Knowing What is Absinthe Made Of?

People have heard about the magical mythical drink, Absinthe – the drink considered to be hallucinogenic, the Green Fairy which may cause you to see fairies, the anise flavored herbal spirit well-liked in Bohemian Montmartre But, only a few people can answer the question “What is Absinthe made of?”. They may say wormwood though not many will be capable of expand on that!

So, what is Absinthe made of?

Well, Absinthe was made by the renowned Dr Pierre Ordinaire in Switzerland in the late eighteenth century as an elixir for his patients. Henri-Louis Pernod started out selling Absinthe commercially at the turn of the nineteenth century and used a wine base and macerated herbs which includes common wormwood (artemisia absinthium), fennel, green aniseed, hyssop, angelica root, lemon balm, dittany, star anise, nutmeg, veronica and juniper to flavor and shade the alcohol.

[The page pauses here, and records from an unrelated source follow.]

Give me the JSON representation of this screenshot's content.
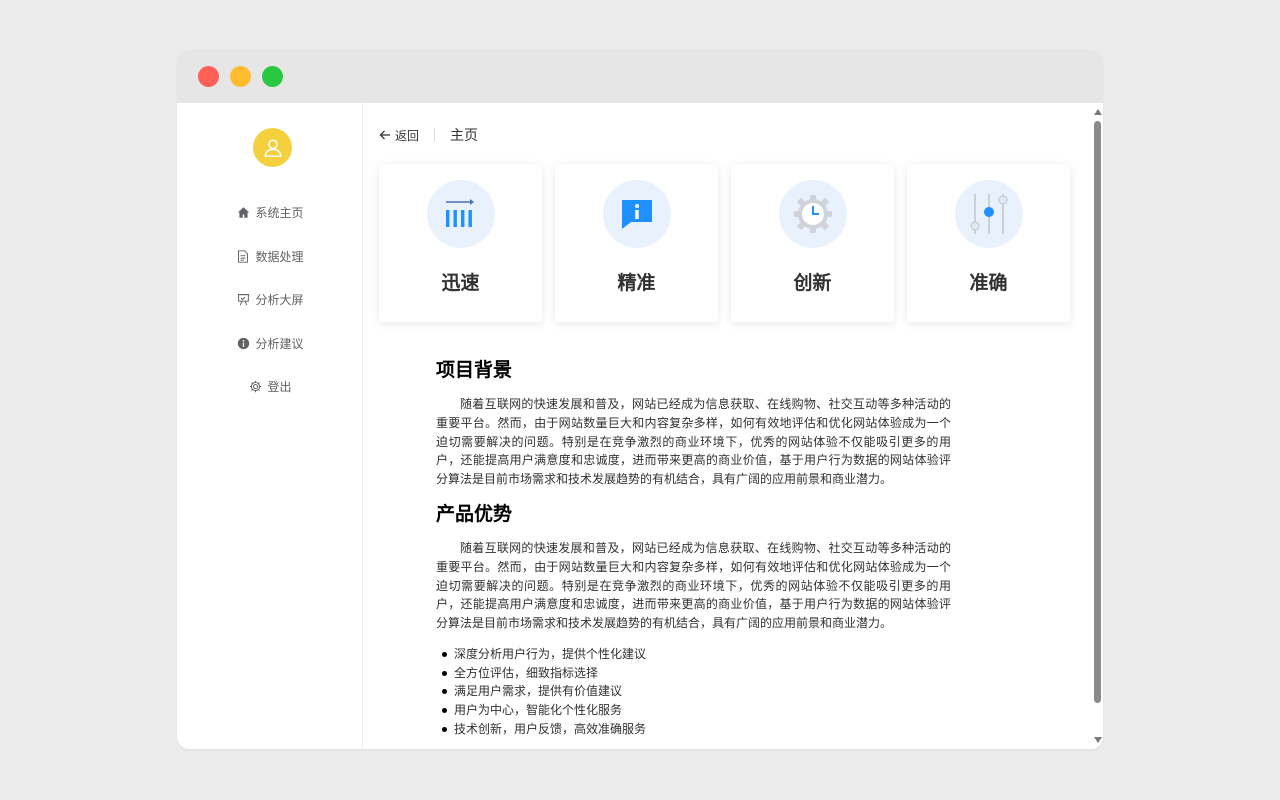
{
  "window": {
    "controls": [
      "close",
      "minimize",
      "maximize"
    ]
  },
  "sidebar": {
    "avatar_icon": "user-icon",
    "avatar_color": "#f4d03f",
    "items": [
      {
        "label": "系统主页",
        "icon": "home-icon"
      },
      {
        "label": "数据处理",
        "icon": "document-icon"
      },
      {
        "label": "分析大屏",
        "icon": "presentation-icon"
      },
      {
        "label": "分析建议",
        "icon": "info-icon"
      },
      {
        "label": "登出",
        "icon": "gear-icon"
      }
    ]
  },
  "header": {
    "back_label": "返回",
    "title": "主页"
  },
  "cards": [
    {
      "label": "迅速",
      "icon": "bar-chart-arrow-icon"
    },
    {
      "label": "精准",
      "icon": "info-chat-icon"
    },
    {
      "label": "创新",
      "icon": "clock-gear-icon"
    },
    {
      "label": "准确",
      "icon": "sliders-icon"
    }
  ],
  "accent_color": "#1e90ff",
  "article": {
    "sections": [
      {
        "heading": "项目背景",
        "paragraph": "随着互联网的快速发展和普及，网站已经成为信息获取、在线购物、社交互动等多种活动的重要平台。然而，由于网站数量巨大和内容复杂多样，如何有效地评估和优化网站体验成为一个迫切需要解决的问题。特别是在竞争激烈的商业环境下，优秀的网站体验不仅能吸引更多的用户，还能提高用户满意度和忠诚度，进而带来更高的商业价值，基于用户行为数据的网站体验评分算法是目前市场需求和技术发展趋势的有机结合，具有广阔的应用前景和商业潜力。"
      },
      {
        "heading": "产品优势",
        "paragraph": "随着互联网的快速发展和普及，网站已经成为信息获取、在线购物、社交互动等多种活动的重要平台。然而，由于网站数量巨大和内容复杂多样，如何有效地评估和优化网站体验成为一个迫切需要解决的问题。特别是在竞争激烈的商业环境下，优秀的网站体验不仅能吸引更多的用户，还能提高用户满意度和忠诚度，进而带来更高的商业价值，基于用户行为数据的网站体验评分算法是目前市场需求和技术发展趋势的有机结合，具有广阔的应用前景和商业潜力。"
      }
    ],
    "bullets": [
      "深度分析用户行为，提供个性化建议",
      "全方位评估，细致指标选择",
      "满足用户需求，提供有价值建议",
      "用户为中心，智能化个性化服务",
      "技术创新，用户反馈，高效准确服务"
    ]
  }
}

Other herbs used in Absinthe production include: calamus root, mint, cloves, sweet flag, licorice, caraway seeds, coriander seeds plus roman wormwood (artemisia pontica) also known as petite wormwood. Claude-Alain Bugnon, the renowned bootlegger who now distills Absinthe in Switzerland, furthermore flavors his La Clandestine Absinthe with local Alpine herbs which supply his Absinthe a taste of honey plus a bouquet of Alpine meadows.

It’s the essential oils of the herbs in Absinthe which cause the Absinthe to louche when water is added. The oils are soluble in alcohol however, not in water and so precipitate once the water is put in making the drink turn cloudy or milky. In case your Absinthe does not louche then it may not be a genuine Absinthe or a top quality Absinthe loaded with essential oils., who produce distilled Absinthe essences for people to produce real Absinthe in the home, employ classic Absinthe herbs to flavor their essences. This means that Absinthe made from their essences will taste beautifully and also will louche superbly.

Some Czech Absinth doesn’t comprise anise or aniseed and it is really just a form of wormwood bitters. Ensure that you acquire real anise and wormwood Absinthe to experience the real classic flavor.

The common wormwood plant is the most famous Absinthe ingredient, the ingredient which provides Absinthe its slightly bitter taste and the ingredient which brought on Absinthe to be prohibited in many countries in early 1900s. Formerly used for thousands of years as a medicine, it started to be labeled as a psychoactive neurotoxin which result in psychedelic effects such as hallucinations, convulsion and also spasms. Wormwood oil includes a chemical called thujon or thujone which has been compared to THC in cannabis. Absinthe was shown to contain quantities of thujone and to lead to driving customers to insanity as well as to death.

However, recent reports and tests have established that vintage Absinthe actually only comprised small amounts of thujone, nowhere near enough to become at all damaging. EU and US laws only allow Absinthe with small amounts of thujone to be bought and sold so Absinthe is flawlessly safe to use and enjoy.

Absinthe is a spirit or liquor not a liqueur as it lacks added sugar. It’s really a high proof alcoholic beverage but is normally served diluted with iced water and sugar. Although it is safe to take, you must remember that it is an extremely strong spirit and definitely will quickly allow you to get drunk especially if you mix it with other spirits in cocktails!

So, the response to the question “What is Absinthe made of?” is readily answered – alcohol as well as a blend of herbs.